She makes the connection that Dawkins comes from the same white settler community in Africa that spawned fellow shitheel Niall Ferguson.
Yep. It all makes more sense.
It’s not quite new that the American middle class is shrinking. We’ve all heard it reported this week. What struck me as representative of another problem was how it was reported on NPR’s All Things Considered yesterday.

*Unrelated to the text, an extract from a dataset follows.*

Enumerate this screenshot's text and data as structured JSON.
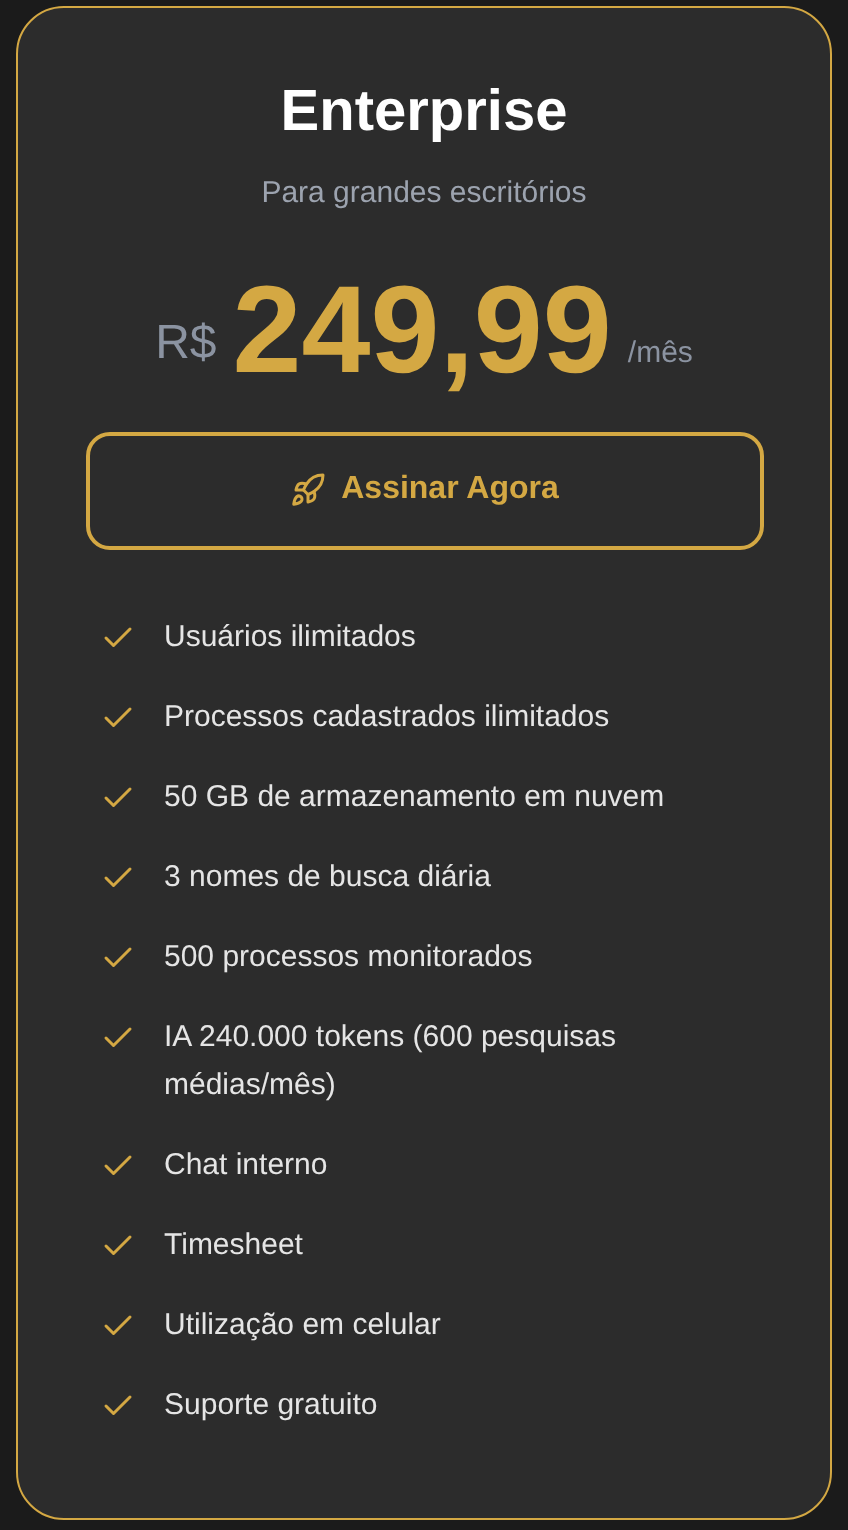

KOCHHAR: Right. So if we have fewer people in the middle, the question is, where are they moving to? And we find they’re moved both to the low end of the income distribution and to the high end of the income distribution. But when we take a deeper look within the lower end, we find that they are moving to the lowest end of the income distribution. And then when we take a deeper look at the upper end, we find that they’re moving to the very top end of the income distribution. So the movement out of the middle is not just to the margins but to the farthest edges of the income distribution. In other words, there’s a deeper polarization underway in the American economy.
CORNISH: But does this mean that more people are experiencing success?
KOCHHAR: Yes. Some indeed are, and specifically people who have experienced greater gains include older adults, people 65 and older, people who are married and people who have a college education.
If one was listening to the piece, one could hear that bit I italicized has an oddly triumphant tone. “So, the system works?!” Never mind the people slipping through the cracks into poverty. There are more rich people, so it’s cool in the end. Carry on.
Fuck NPR. It’s absurd so many people believe that it’s a bastion of liberalism.
I looked up this Shane Ryan character. He seems to be a (relative) kid who doesn’t know a thing about the 2000 Florida recount. That’s ancient history now.
We’ve heard his argument before, through November and December of 2000. It was a lame argument then and it’s an unfunny joke now. It brought us 9/11, the Iraq War, and a host of other fucked up things. I hate Hillary Clinton more than most people, more than many Republicans who hate her because my reasons are real, not invented. However, we absolutely cannot let a single one of the hucksters, lunatics, and idiots running for the Republican nomination become president.
For the next few weeks, I hope I can rally some friends to get some support for Bernie Sanders in Louisiana for the primary, but I refuse to throw everything away if the candidate I prefer loses…. even if I know Louisiana is pretty much a lost cause in the general election.
Against odds, I have a soft spot for Stone Temple Pilots. They were the corporate, mega-selling also-rans spawned from the morass of Los Angeles. I politely ignored them when they were forced upon me for a few years. However, when Tiny Music… came out, my cooler friend Damien lit up in delight, saying that these guys were obviously fans of Badfinger.
Hell, i love this song. It’s hard to express what a relief bright, guitar-based glammish power pop was when most other mainstream (ha. alt-rock. no.) rock bands were going for the dourness they distilled from Nirvana, then infusing with brooding masculinity.
When Weiland went on to mimic Bowie doing his cabaret-influenced material, that earned some fondness from me too.
It felt like he died years ago. I just told the news to Kat and we both recall him being on the verge of death back in 1998.